… legislators insert language making it more explicit that churches, synagogues, and other religious institutions would get to decide whether they perform same-sex marriages. Says Lynch: ““If the Legislature passes this language, I will sign the same-sex marriage bill into law. If the Legislature doesn’t pass these provisions, I will veto it. We can and we must treat both same-sex couples and people of certain religious traditions with respect and dignity.” The governor points to the language in Connecticut and Vermont passed as an example of the religious declarations he wants.
So how does it affect us normal folks. Well, for instance, “the change … would only give a legal protection to individuals working directly for a religious organization or an entity that a religious group owns or controls … [but would not] permit a self-employed photographer or caterer to refuse to work because a same-sex marriage ceremony violated their own religious beliefs.”
Rep. Jim Splaine, the bill’s primary sponsor, says this is good news. Now the House will need to pass a third version of the same-sex marriage bill while the Senate inserts an amendment in an existing bill in front of legislators. The bills as they stand still need the signatures of Speaker of the House Terie Norelli and Senate President Sylvia Larsen; it’s likely they will hold off signing them until the bills meet Lynch’s requirements.
If all goes according, the bill would update the state’s 2008 civil unions law, automatically converting civil unions to full-blown marriages on Jan. 1, 2011. Oh, and of course New Hampshire would recognize legal same-sex marriages from other states.
Here’s Lynch’s full statement:
The gay marriage debate in New Hampshire has been filled with passion and emotion on all sides. My personal views on the subject of marriage have been shaped by my own experience, tradition and upbringing. But as Governor of New Hampshire, I recognize that I have a responsibility to consider this issue through a broader lens.
In the past weeks and months, I have spoken with lawmakers, religious leaders and citizens. My office has received thousands of phone calls, letters and emails. I have studied our current marriage and civil union laws, the laws of other states, the bills recently passed by the legislature and our history and traditions.
Two years ago, we passed civil unions legislation here in New Hampshire. That law gave same-sex couples in civil unions the same rights and protections as marriage. And in typical New Hampshire fashion, the people of this state embraced civil unions and agreed we needed to continue our tradition of opposing discrimination.
At its core, HB 436 simply changes the term ‘civil union’ to ‘civil marriage.’ Given the cultural, historical and religious significance of the word marriage, this is a meaningful change.

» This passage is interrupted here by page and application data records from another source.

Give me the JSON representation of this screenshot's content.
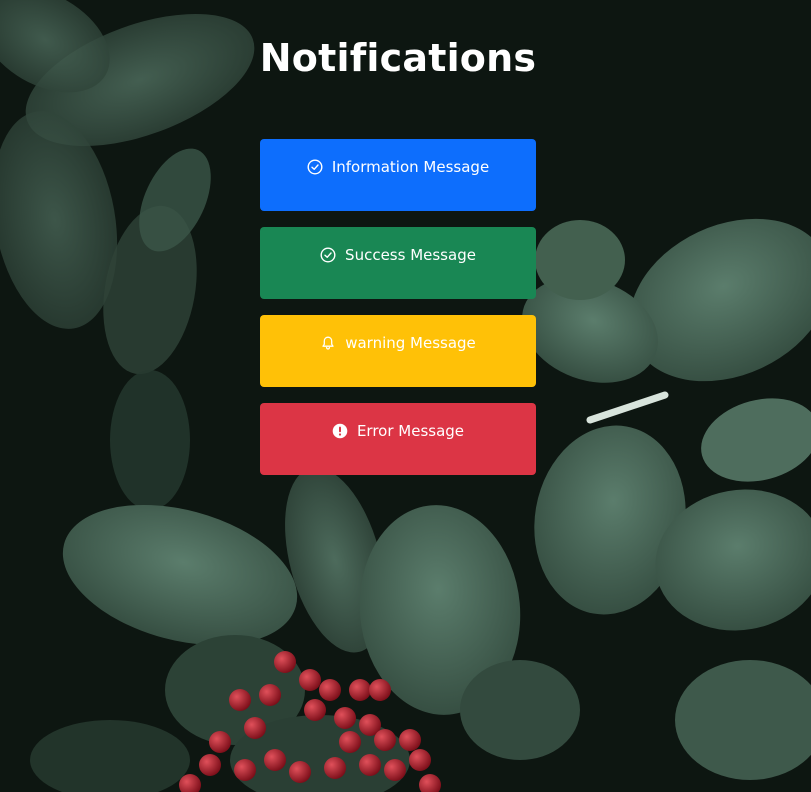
{
  "header": {
    "title": "Notifications"
  },
  "notifications": [
    {
      "label": "Information Message",
      "icon": "check-circle-icon",
      "color": "#0d6efd"
    },
    {
      "label": "Success Message",
      "icon": "check-circle-icon",
      "color": "#198754"
    },
    {
      "label": "warning Message",
      "icon": "bell-icon",
      "color": "#ffc107"
    },
    {
      "label": "Error Message",
      "icon": "exclamation-circle-icon",
      "color": "#dc3545"
    }
  ]
}
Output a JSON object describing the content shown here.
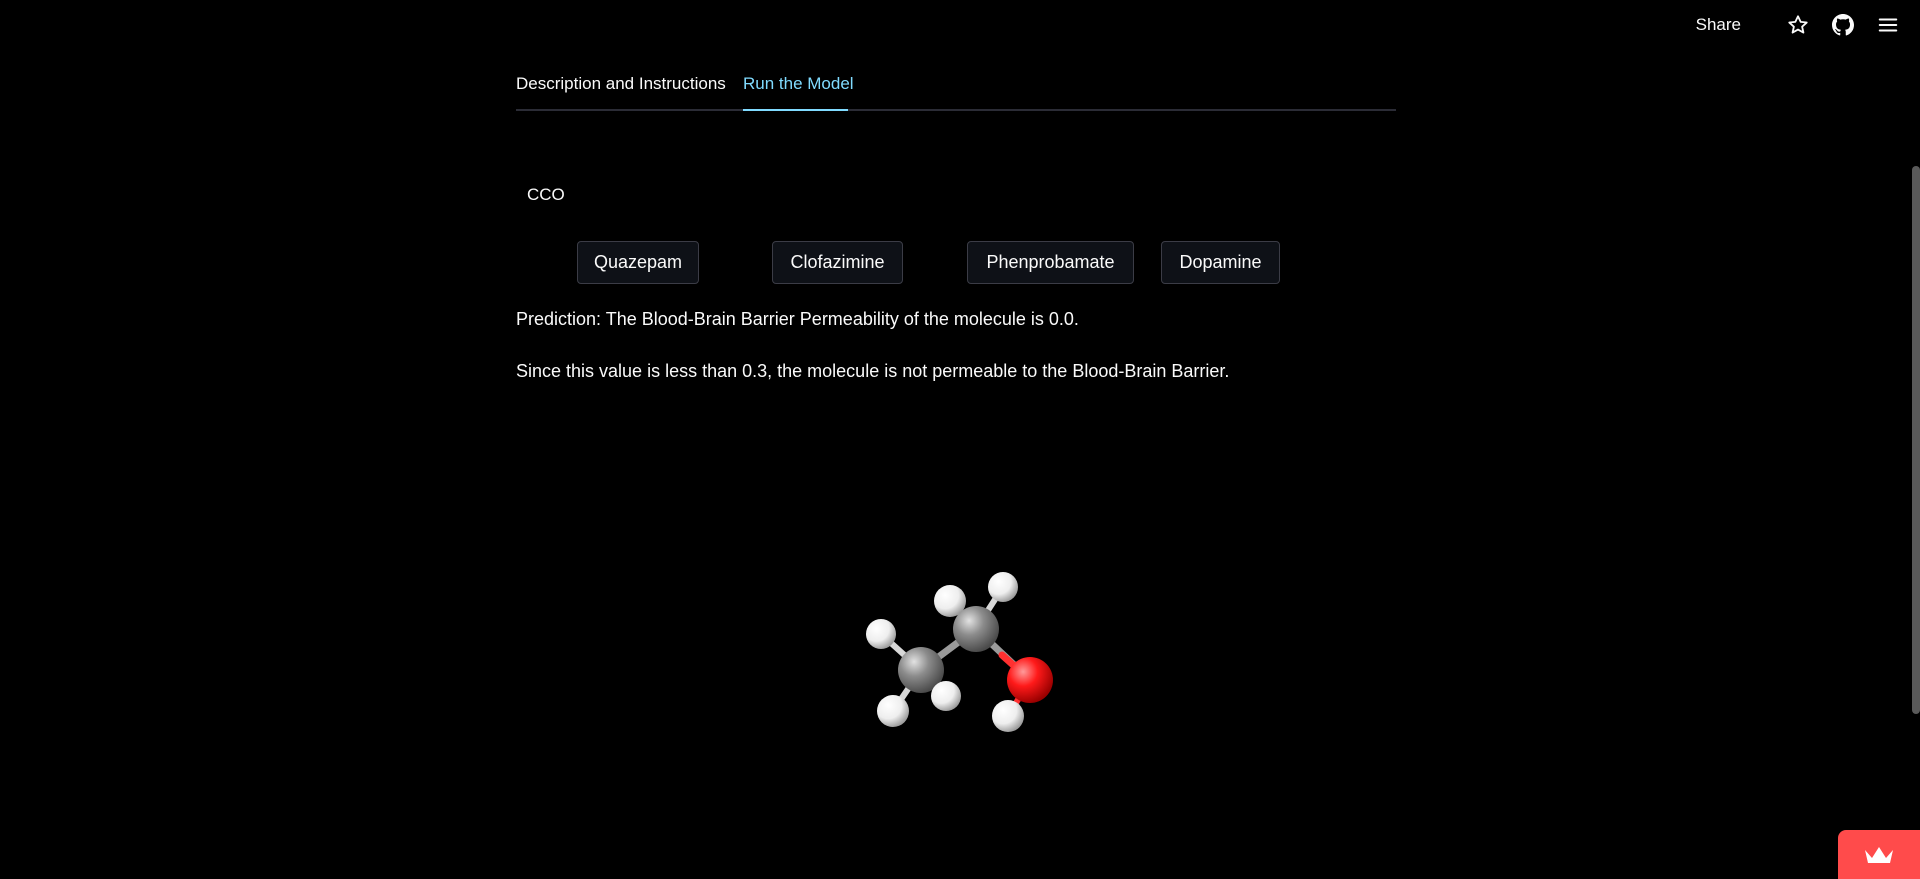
{
  "header": {
    "share_label": "Share",
    "icons": [
      "star-icon",
      "github-icon",
      "hamburger-menu-icon"
    ]
  },
  "tabs": [
    {
      "label": "Description and Instructions",
      "active": false
    },
    {
      "label": "Run the Model",
      "active": true
    }
  ],
  "input": {
    "value": "CCO"
  },
  "buttons": [
    {
      "label": "Quazepam"
    },
    {
      "label": "Clofazimine"
    },
    {
      "label": "Phenprobamate"
    },
    {
      "label": "Dopamine"
    }
  ],
  "result": {
    "prediction": "Prediction: The Blood-Brain Barrier Permeability of the molecule is 0.0.",
    "explanation": "Since this value is less than 0.3, the molecule is not permeable to the Blood-Brain Barrier."
  },
  "molecule_view": {
    "atoms": [
      "C",
      "C",
      "O",
      "H",
      "H",
      "H",
      "H",
      "H",
      "H"
    ]
  },
  "colors": {
    "background": "#000000",
    "text": "#fafafa",
    "accent": "#80dbff",
    "badge": "#ff4b4b",
    "carbon": "#8c8c8c",
    "oxygen": "#ff1a1a",
    "hydrogen": "#ffffff"
  }
}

I have heard, and I understand, the very real feelings of same-sex couples that a separate system is not an equal system. That a civil law that differentiates between their committed relationships and those of heterosexual couples undermines both their dignity and the legitimacy of their families.
I have also heard, and I understand, the concerns of our citizens who have equally deep feelings and genuine religious beliefs about marriage. They fear that this legislation would interfere with the ability of religious groups to freely practice their faiths.
Throughout history, our society’s views of civil rights have constantly evolved and expanded. New Hampshire’s great tradition has always been to come down on the side of individual liberties and protections.
That is what I believe we must do today.
But following that tradition means we must act to protect both the liberty of same-sex couples and religious liberty. In their current form, I do not believe these bills accomplish those goals. The Legislature took an important step by clearly differentiating between civil and religious marriage, and protecting religious groups from having to participate in marriage ceremonies that violate their fundamental religious beliefs. “But the role of marriage in many faiths extends beyond the actual marriage ceremony.
I have examined the laws of other states, including Vermont and Connecticut, which have recently passed same-sex marriage laws. Both go further in protecting religious institutions than the current New Hampshire legislation.
This morning, I met with House and Senate leaders, and the sponsors of this legislation, and gave them language that will provide additional protections to religious institutions.
This new language will provide the strongest and clearest protections for religious institutions and associations, and for the individuals working with such institutions. It will make clear that they cannot be forced to act in ways that violate their deeply held religious principles.
If the legislature passes this language, I will sign the same-sex marriage bill into law. If the legislature doesn’t pass these provisions, I will veto it. We can and must treat both same-sex couples and people of certain religious traditions with respect and dignity.
I believe this proposed language will accomplish both of these goals and I urge the legislature to pass it.
So what language does Lynch want attached? Here it is verbatim: